1 Music 253 Humdrum Homework
Examine melodic and harmonic properties of the Bach chorale data set. Refer to Humdrum Lab 1 for how to download the chorales (and install the tools useful for the homework).
1.1 Melodic intervals
Here is a template for extracting the melodic intervals for the tenor part in the chorales and plotting them in a histogram by percentages:
extractx -s 2 *.krn | mint | ridx -H | grep -v [r | \ sortcount -vp --sort interval \ -T "Tenor melodic intervals" > melodic-tenor.html
The following plot should be displayed when opening up the generated HTML file:
[Move your mouse over the histogram bars to view the numeric values for the percentages.]
Also make plots for bass (spine 1), alto (spine 3), and soprano (spine 4) and visually compare the plots to each other.
1. Which part has the most repetitions (P1 interval)? And which has the least repetitions?
2. Which part has the most leaps (intervals greater than +2 or less than -2)?
3. Which stepwise direction is more common in each voice, going up a step or down a step? A "step" should be considered the sum of the "m2" and "M2" categories.
4. Is it more common to leap up or down in each voice (sum all of the [most common] intervals above +2/below -2)?
1.2 Melodic sequences
This section uses the Humdrum Tools' "context" command to examine successive pairs of melodic intervals. Here is an example of extracting the two-interval melodic sequences (representing three notes) in the tenor part:
extractx -s 2 *.krn | mint | grep -v [r= | context -n 2 | ridx -H | \ sortcount -pv --min 0.5 \ -T "3-note melodic sequences in the tenor part" > analysis.html
This should be the resulting plot:
Notice that the most common two-interval (three-note) sequence is "-M2 -m2", meaning down a major second and then down a minor second.

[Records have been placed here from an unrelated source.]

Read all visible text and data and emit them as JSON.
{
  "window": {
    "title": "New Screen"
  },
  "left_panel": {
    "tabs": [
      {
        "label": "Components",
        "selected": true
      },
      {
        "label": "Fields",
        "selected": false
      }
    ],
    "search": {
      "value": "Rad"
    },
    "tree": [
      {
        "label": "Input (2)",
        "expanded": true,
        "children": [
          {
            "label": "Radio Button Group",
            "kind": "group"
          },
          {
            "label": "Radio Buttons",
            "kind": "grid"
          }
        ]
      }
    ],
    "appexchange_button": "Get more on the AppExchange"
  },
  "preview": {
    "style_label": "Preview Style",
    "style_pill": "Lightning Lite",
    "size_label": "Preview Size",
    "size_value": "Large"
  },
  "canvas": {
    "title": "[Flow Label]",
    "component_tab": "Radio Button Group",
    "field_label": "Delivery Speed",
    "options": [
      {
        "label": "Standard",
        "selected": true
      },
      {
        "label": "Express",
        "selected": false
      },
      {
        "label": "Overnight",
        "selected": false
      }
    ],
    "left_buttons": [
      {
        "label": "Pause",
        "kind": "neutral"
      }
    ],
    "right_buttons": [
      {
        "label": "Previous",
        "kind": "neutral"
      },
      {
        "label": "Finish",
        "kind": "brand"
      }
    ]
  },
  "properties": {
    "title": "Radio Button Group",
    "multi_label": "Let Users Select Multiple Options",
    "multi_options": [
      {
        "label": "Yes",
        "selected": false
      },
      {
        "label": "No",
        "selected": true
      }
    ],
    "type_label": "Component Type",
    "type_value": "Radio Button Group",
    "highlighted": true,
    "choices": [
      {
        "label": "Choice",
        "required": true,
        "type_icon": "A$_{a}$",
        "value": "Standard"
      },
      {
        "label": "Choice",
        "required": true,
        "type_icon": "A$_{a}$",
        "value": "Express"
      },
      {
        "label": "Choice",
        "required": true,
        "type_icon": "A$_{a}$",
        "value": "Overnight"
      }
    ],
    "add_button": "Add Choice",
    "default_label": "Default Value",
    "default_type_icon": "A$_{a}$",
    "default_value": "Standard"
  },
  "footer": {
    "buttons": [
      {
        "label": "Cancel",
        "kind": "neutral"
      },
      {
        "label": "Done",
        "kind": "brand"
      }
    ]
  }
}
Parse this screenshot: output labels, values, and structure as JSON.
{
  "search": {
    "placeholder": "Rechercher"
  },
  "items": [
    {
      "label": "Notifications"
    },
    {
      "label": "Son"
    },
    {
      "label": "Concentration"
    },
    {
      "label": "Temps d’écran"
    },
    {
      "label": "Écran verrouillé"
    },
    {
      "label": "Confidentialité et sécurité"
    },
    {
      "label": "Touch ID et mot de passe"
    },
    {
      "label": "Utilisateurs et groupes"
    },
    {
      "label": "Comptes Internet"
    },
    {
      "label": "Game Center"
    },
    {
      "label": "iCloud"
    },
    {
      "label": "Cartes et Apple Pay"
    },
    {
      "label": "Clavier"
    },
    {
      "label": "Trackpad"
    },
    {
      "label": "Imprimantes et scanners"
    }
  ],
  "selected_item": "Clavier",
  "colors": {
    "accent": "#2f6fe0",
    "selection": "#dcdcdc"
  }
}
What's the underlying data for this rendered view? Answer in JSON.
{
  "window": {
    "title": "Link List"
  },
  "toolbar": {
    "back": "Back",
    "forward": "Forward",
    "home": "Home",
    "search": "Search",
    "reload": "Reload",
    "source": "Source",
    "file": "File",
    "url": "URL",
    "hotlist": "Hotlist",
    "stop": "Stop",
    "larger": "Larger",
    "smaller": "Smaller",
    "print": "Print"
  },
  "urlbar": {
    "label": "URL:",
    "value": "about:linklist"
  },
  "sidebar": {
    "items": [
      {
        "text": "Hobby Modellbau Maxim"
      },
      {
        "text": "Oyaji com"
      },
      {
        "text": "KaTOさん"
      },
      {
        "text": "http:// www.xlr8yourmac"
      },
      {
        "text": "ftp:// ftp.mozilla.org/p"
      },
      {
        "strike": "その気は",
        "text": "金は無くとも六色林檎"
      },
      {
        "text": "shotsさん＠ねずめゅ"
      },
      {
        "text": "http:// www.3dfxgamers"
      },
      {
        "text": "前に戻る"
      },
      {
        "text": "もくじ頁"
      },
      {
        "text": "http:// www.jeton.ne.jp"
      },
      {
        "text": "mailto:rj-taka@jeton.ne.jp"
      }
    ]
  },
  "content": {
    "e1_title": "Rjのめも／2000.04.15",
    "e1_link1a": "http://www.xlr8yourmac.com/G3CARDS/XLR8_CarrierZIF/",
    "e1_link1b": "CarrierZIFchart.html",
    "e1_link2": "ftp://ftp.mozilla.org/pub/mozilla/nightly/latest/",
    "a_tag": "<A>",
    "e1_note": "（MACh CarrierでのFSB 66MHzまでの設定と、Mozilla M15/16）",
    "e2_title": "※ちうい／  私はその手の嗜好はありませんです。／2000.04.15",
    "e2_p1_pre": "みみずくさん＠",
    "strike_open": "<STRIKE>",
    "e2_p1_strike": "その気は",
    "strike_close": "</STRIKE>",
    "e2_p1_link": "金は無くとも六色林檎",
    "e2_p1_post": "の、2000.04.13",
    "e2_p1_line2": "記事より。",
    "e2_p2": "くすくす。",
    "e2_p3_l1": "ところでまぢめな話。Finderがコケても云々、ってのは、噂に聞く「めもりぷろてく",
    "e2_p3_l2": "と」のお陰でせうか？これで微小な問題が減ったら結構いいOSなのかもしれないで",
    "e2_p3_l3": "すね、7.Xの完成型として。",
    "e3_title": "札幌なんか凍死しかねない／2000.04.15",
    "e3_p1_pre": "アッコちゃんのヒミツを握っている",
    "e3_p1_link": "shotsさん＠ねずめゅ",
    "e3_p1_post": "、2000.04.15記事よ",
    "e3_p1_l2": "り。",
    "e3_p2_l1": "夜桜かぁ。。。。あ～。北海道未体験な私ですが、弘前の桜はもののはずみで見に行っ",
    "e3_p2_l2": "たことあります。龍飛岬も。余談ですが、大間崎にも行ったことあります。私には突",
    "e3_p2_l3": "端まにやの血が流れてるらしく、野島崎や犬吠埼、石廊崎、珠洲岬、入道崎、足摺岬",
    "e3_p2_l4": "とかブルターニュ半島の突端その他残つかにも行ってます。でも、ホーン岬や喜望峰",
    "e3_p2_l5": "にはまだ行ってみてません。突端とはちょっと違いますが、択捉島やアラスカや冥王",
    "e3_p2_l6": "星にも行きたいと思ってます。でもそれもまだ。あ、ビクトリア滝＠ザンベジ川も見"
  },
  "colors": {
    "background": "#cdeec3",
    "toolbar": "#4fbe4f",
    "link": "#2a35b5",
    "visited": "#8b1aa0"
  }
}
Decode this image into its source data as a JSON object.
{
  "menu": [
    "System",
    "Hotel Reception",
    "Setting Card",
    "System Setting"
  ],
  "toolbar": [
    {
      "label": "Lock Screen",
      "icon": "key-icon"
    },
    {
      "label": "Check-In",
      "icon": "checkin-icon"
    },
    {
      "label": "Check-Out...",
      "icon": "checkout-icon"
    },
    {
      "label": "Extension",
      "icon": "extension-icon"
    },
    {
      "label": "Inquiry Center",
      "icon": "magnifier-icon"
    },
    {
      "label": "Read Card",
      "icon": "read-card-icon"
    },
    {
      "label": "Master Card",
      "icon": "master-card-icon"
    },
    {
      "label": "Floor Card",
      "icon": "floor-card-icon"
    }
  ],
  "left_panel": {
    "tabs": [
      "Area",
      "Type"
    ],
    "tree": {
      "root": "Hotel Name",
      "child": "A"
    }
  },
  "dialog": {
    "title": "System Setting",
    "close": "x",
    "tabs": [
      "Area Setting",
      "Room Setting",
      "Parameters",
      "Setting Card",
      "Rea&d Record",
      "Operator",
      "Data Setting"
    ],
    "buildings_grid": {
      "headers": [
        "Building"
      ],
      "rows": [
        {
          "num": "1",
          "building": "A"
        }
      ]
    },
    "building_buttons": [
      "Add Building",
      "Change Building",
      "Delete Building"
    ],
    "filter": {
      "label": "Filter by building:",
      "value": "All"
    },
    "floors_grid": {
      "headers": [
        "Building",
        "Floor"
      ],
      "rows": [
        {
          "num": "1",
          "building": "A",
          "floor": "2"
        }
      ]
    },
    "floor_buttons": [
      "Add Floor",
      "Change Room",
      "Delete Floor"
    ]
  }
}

Create similar plots for the other voices.
5. What is the most common two-interval melodic sequence for each voice?
6. What is the most common two-interval melodic sequence for each voice that contains a leap (an interval of 3 or higher)?
1.3 Harmonic intervals
Here is an example of how to extract the harmonic intervals between the soprano and bass parts:
extractx -s 1,4 *.krn | hint | ridx -H | grep -v [r-] | \ sortcount -pv -T "Harmonic intervals between Soprano and Bass" \ --sort interval > analysis.html
This plot should be displayed when opening up the generated HTML file:
Make plots comparing each pair of parts bass (spine 1), tenor (spine 2), alto (spine 3), and soprano (spine 4), which is a total of 6 plots.
7. What is the most common harmonic interval between each part pair?
1.4 Scale Degrees
Here is an example of how to calculate the most common diatonic scale degrees in all parts for the Bach chorale data set:
serialize *.krn | deg -a | ridx -H | grep -v r \ | sed 's/[^1-7]//g' | sortcount -p
which should generate this data:
18.85 5 18.24 1 14.53 3 13.08 2 12.46 4 12.32 7 10.51 6
The most common scale degree is the 5th degree (G in the key of C), followed closely by the 1st scale degree (C in the key of C).
And here is an example of how to calculate the frequencies of scale degress in a particular part:
extractx -s 2 *.krn | deg -a | ridx -H | grep -v r | sed 's/[^1-7]//g' | sortcount -p
8. What is the most common scale degree for each part?
9. If each part were to sing their most common note in C major, what [chord] should we hear?
10. Use the context tool to calculate the most common three-interval (four-note) melodic sequence in all parts.